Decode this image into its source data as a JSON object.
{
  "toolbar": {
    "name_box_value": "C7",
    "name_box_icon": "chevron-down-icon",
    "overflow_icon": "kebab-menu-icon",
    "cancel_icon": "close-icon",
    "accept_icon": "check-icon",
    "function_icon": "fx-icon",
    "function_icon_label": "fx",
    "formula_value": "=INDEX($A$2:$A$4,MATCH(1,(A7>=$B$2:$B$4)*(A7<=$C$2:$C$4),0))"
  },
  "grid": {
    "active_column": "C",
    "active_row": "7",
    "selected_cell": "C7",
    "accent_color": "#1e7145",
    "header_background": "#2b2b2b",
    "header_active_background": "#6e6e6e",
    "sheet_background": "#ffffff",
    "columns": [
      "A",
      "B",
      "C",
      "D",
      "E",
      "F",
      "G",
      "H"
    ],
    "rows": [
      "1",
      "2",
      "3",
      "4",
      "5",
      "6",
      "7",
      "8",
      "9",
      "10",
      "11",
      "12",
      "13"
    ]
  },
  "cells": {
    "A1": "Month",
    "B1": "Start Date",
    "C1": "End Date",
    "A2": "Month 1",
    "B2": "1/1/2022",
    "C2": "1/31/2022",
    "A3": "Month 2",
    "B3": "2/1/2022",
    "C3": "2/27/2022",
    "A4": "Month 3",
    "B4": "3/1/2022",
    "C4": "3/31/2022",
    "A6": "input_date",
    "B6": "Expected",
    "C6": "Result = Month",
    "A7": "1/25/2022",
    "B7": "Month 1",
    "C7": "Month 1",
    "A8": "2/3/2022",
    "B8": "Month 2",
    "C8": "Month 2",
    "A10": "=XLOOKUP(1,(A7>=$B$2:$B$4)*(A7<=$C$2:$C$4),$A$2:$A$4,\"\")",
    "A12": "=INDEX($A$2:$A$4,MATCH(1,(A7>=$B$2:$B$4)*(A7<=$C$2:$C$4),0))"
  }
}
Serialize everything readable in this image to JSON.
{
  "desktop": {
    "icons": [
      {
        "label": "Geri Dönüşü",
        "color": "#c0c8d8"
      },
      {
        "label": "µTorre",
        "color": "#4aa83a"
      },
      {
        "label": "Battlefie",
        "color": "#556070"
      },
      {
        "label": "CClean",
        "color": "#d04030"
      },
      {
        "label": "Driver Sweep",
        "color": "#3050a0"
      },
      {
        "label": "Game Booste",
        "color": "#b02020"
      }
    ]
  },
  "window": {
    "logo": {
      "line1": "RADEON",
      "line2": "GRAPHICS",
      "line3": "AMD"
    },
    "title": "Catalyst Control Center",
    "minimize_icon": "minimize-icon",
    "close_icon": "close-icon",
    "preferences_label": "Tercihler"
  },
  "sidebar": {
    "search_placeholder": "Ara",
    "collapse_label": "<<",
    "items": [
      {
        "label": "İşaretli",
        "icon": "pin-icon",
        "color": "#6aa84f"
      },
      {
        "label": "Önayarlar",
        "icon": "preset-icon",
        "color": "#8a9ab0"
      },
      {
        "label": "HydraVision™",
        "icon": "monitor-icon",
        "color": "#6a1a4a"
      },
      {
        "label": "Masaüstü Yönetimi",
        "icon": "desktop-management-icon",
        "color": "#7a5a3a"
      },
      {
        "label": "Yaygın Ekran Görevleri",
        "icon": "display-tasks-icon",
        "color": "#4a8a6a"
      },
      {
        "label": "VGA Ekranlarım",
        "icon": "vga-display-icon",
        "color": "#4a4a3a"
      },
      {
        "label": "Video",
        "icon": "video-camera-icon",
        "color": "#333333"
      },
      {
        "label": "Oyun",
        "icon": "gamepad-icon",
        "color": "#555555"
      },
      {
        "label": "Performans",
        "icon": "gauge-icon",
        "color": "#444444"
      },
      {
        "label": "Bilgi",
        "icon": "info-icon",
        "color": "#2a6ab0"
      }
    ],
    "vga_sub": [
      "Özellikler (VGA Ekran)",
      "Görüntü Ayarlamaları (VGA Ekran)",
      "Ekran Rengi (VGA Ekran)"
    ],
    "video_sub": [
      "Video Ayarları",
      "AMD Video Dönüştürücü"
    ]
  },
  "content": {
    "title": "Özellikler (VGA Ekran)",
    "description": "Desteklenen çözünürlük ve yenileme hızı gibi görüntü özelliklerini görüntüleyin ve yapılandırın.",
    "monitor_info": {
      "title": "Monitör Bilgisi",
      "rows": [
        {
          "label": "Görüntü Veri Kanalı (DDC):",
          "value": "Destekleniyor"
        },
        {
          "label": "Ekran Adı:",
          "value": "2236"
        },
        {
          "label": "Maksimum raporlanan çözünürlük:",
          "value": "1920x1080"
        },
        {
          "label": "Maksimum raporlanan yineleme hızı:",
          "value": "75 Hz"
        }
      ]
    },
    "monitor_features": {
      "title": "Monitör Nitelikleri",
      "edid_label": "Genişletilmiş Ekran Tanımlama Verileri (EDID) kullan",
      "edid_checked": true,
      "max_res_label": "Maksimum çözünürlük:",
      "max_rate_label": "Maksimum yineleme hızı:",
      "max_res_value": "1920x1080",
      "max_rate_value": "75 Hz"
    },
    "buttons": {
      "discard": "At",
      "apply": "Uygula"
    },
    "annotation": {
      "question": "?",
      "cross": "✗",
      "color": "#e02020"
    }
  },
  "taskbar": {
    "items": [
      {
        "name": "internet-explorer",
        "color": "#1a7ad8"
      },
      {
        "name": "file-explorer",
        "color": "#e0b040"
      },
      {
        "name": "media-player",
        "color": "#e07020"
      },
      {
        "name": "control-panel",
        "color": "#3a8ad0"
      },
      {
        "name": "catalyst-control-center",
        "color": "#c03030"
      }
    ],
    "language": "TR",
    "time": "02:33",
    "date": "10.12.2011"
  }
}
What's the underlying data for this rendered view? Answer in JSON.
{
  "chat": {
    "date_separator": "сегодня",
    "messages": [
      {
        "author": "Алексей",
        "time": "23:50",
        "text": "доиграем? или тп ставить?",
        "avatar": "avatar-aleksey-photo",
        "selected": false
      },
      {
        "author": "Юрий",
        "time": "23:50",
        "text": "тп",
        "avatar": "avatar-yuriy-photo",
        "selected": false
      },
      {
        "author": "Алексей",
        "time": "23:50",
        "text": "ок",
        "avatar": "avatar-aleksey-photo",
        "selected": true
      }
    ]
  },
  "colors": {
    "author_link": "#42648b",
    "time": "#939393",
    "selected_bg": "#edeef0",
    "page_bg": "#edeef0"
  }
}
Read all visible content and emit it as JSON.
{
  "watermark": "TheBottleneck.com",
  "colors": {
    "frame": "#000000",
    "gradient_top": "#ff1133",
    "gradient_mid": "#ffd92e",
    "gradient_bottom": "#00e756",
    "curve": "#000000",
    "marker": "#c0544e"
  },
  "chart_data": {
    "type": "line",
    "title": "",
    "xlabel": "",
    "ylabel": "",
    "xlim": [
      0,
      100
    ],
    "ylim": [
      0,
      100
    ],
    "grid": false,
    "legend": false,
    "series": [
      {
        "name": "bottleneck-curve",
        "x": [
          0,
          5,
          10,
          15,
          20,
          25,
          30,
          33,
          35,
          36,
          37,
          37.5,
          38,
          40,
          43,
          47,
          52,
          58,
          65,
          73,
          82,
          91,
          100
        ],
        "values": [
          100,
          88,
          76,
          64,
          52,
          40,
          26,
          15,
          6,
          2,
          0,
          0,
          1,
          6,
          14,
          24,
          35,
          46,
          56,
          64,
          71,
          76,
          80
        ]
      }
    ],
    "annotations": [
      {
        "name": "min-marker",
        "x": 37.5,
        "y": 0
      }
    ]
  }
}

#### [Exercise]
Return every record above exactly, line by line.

#### [Answer section]
Decode this image into its source data as a JSON object.
{
  "toolbar": {
    "name_box_value": "C7",
    "name_box_icon": "chevron-down-icon",
    "overflow_icon": "kebab-menu-icon",
    "cancel_icon": "close-icon",
    "accept_icon": "check-icon",
    "function_icon": "fx-icon",
    "function_icon_label": "fx",
    "formula_value": "=INDEX($A$2:$A$4,MATCH(1,(A7>=$B$2:$B$4)*(A7<=$C$2:$C$4),0))"
  },
  "grid": {
    "active_column": "C",
    "active_row": "7",
    "selected_cell": "C7",
    "accent_color": "#1e7145",
    "header_background": "#2b2b2b",
    "header_active_background": "#6e6e6e",
    "sheet_background": "#ffffff",
    "columns": [
      "A",
      "B",
      "C",
      "D",
      "E",
      "F",
      "G",
      "H"
    ],
    "rows": [
      "1",
      "2",
      "3",
      "4",
      "5",
      "6",
      "7",
      "8",
      "9",
      "10",
      "11",
      "12",
      "13"
    ]
  },
  "cells": {
    "A1": "Month",
    "B1": "Start Date",
    "C1": "End Date",
    "A2": "Month 1",
    "B2": "1/1/2022",
    "C2": "1/31/2022",
    "A3": "Month 2",
    "B3": "2/1/2022",
    "C3": "2/27/2022",
    "A4": "Month 3",
    "B4": "3/1/2022",
    "C4": "3/31/2022",
    "A6": "input_date",
    "B6": "Expected",
    "C6": "Result = Month",
    "A7": "1/25/2022",
    "B7": "Month 1",
    "C7": "Month 1",
    "A8": "2/3/2022",
    "B8": "Month 2",
    "C8": "Month 2",
    "A10": "=XLOOKUP(1,(A7>=$B$2:$B$4)*(A7<=$C$2:$C$4),$A$2:$A$4,\"\")",
    "A12": "=INDEX($A$2:$A$4,MATCH(1,(A7>=$B$2:$B$4)*(A7<=$C$2:$C$4),0))"
  }
}
Serialize everything readable in this image to JSON.
{
  "desktop": {
    "icons": [
      {
        "label": "Geri Dönüşü",
        "color": "#c0c8d8"
      },
      {
        "label": "µTorre",
        "color": "#4aa83a"
      },
      {
        "label": "Battlefie",
        "color": "#556070"
      },
      {
        "label": "CClean",
        "color": "#d04030"
      },
      {
        "label": "Driver Sweep",
        "color": "#3050a0"
      },
      {
        "label": "Game Booste",
        "color": "#b02020"
      }
    ]
  },
  "window": {
    "logo": {
      "line1": "RADEON",
      "line2": "GRAPHICS",
      "line3": "AMD"
    },
    "title": "Catalyst Control Center",
    "minimize_icon": "minimize-icon",
    "close_icon": "close-icon",
    "preferences_label": "Tercihler"
  },
  "sidebar": {
    "search_placeholder": "Ara",
    "collapse_label": "<<",
    "items": [
      {
        "label": "İşaretli",
        "icon": "pin-icon",
        "color": "#6aa84f"
      },
      {
        "label": "Önayarlar",
        "icon": "preset-icon",
        "color": "#8a9ab0"
      },
      {
        "label": "HydraVision™",
        "icon": "monitor-icon",
        "color": "#6a1a4a"
      },
      {
        "label": "Masaüstü Yönetimi",
        "icon": "desktop-management-icon",
        "color": "#7a5a3a"
      },
      {
        "label": "Yaygın Ekran Görevleri",
        "icon": "display-tasks-icon",
        "color": "#4a8a6a"
      },
      {
        "label": "VGA Ekranlarım",
        "icon": "vga-display-icon",
        "color": "#4a4a3a"
      },
      {
        "label": "Video",
        "icon": "video-camera-icon",
        "color": "#333333"
      },
      {
        "label": "Oyun",
        "icon": "gamepad-icon",
        "color": "#555555"
      },
      {
        "label": "Performans",
        "icon": "gauge-icon",
        "color": "#444444"
      },
      {
        "label": "Bilgi",
        "icon": "info-icon",
        "color": "#2a6ab0"
      }
    ],
    "vga_sub": [
      "Özellikler (VGA Ekran)",
      "Görüntü Ayarlamaları (VGA Ekran)",
      "Ekran Rengi (VGA Ekran)"
    ],
    "video_sub": [
      "Video Ayarları",
      "AMD Video Dönüştürücü"
    ]
  },
  "content": {
    "title": "Özellikler (VGA Ekran)",
    "description": "Desteklenen çözünürlük ve yenileme hızı gibi görüntü özelliklerini görüntüleyin ve yapılandırın.",
    "monitor_info": {
      "title": "Monitör Bilgisi",
      "rows": [
        {
          "label": "Görüntü Veri Kanalı (DDC):",
          "value": "Destekleniyor"
        },
        {
          "label": "Ekran Adı:",
          "value": "2236"
        },
        {
          "label": "Maksimum raporlanan çözünürlük:",
          "value": "1920x1080"
        },
        {
          "label": "Maksimum raporlanan yineleme hızı:",
          "value": "75 Hz"
        }
      ]
    },
    "monitor_features": {
      "title": "Monitör Nitelikleri",
      "edid_label": "Genişletilmiş Ekran Tanımlama Verileri (EDID) kullan",
      "edid_checked": true,
      "max_res_label": "Maksimum çözünürlük:",
      "max_rate_label": "Maksimum yineleme hızı:",
      "max_res_value": "1920x1080",
      "max_rate_value": "75 Hz"
    },
    "buttons": {
      "discard": "At",
      "apply": "Uygula"
    },
    "annotation": {
      "question": "?",
      "cross": "✗",
      "color": "#e02020"
    }
  },
  "taskbar": {
    "items": [
      {
        "name": "internet-explorer",
        "color": "#1a7ad8"
      },
      {
        "name": "file-explorer",
        "color": "#e0b040"
      },
      {
        "name": "media-player",
        "color": "#e07020"
      },
      {
        "name": "control-panel",
        "color": "#3a8ad0"
      },
      {
        "name": "catalyst-control-center",
        "color": "#c03030"
      }
    ],
    "language": "TR",
    "time": "02:33",
    "date": "10.12.2011"
  }
}
What's the underlying data for this rendered view? Answer in JSON.
{
  "chat": {
    "date_separator": "сегодня",
    "messages": [
      {
        "author": "Алексей",
        "time": "23:50",
        "text": "доиграем? или тп ставить?",
        "avatar": "avatar-aleksey-photo",
        "selected": false
      },
      {
        "author": "Юрий",
        "time": "23:50",
        "text": "тп",
        "avatar": "avatar-yuriy-photo",
        "selected": false
      },
      {
        "author": "Алексей",
        "time": "23:50",
        "text": "ок",
        "avatar": "avatar-aleksey-photo",
        "selected": true
      }
    ]
  },
  "colors": {
    "author_link": "#42648b",
    "time": "#939393",
    "selected_bg": "#edeef0",
    "page_bg": "#edeef0"
  }
}
Read all visible content and emit it as JSON.
{
  "watermark": "TheBottleneck.com",
  "colors": {
    "frame": "#000000",
    "gradient_top": "#ff1133",
    "gradient_mid": "#ffd92e",
    "gradient_bottom": "#00e756",
    "curve": "#000000",
    "marker": "#c0544e"
  },
  "chart_data": {
    "type": "line",
    "title": "",
    "xlabel": "",
    "ylabel": "",
    "xlim": [
      0,
      100
    ],
    "ylim": [
      0,
      100
    ],
    "grid": false,
    "legend": false,
    "series": [
      {
        "name": "bottleneck-curve",
        "x": [
          0,
          5,
          10,
          15,
          20,
          25,
          30,
          33,
          35,
          36,
          37,
          37.5,
          38,
          40,
          43,
          47,
          52,
          58,
          65,
          73,
          82,
          91,
          100
        ],
        "values": [
          100,
          88,
          76,
          64,
          52,
          40,
          26,
          15,
          6,
          2,
          0,
          0,
          1,
          6,
          14,
          24,
          35,
          46,
          56,
          64,
          71,
          76,
          80
        ]
      }
    ],
    "annotations": [
      {
        "name": "min-marker",
        "x": 37.5,
        "y": 0
      }
    ]
  }
}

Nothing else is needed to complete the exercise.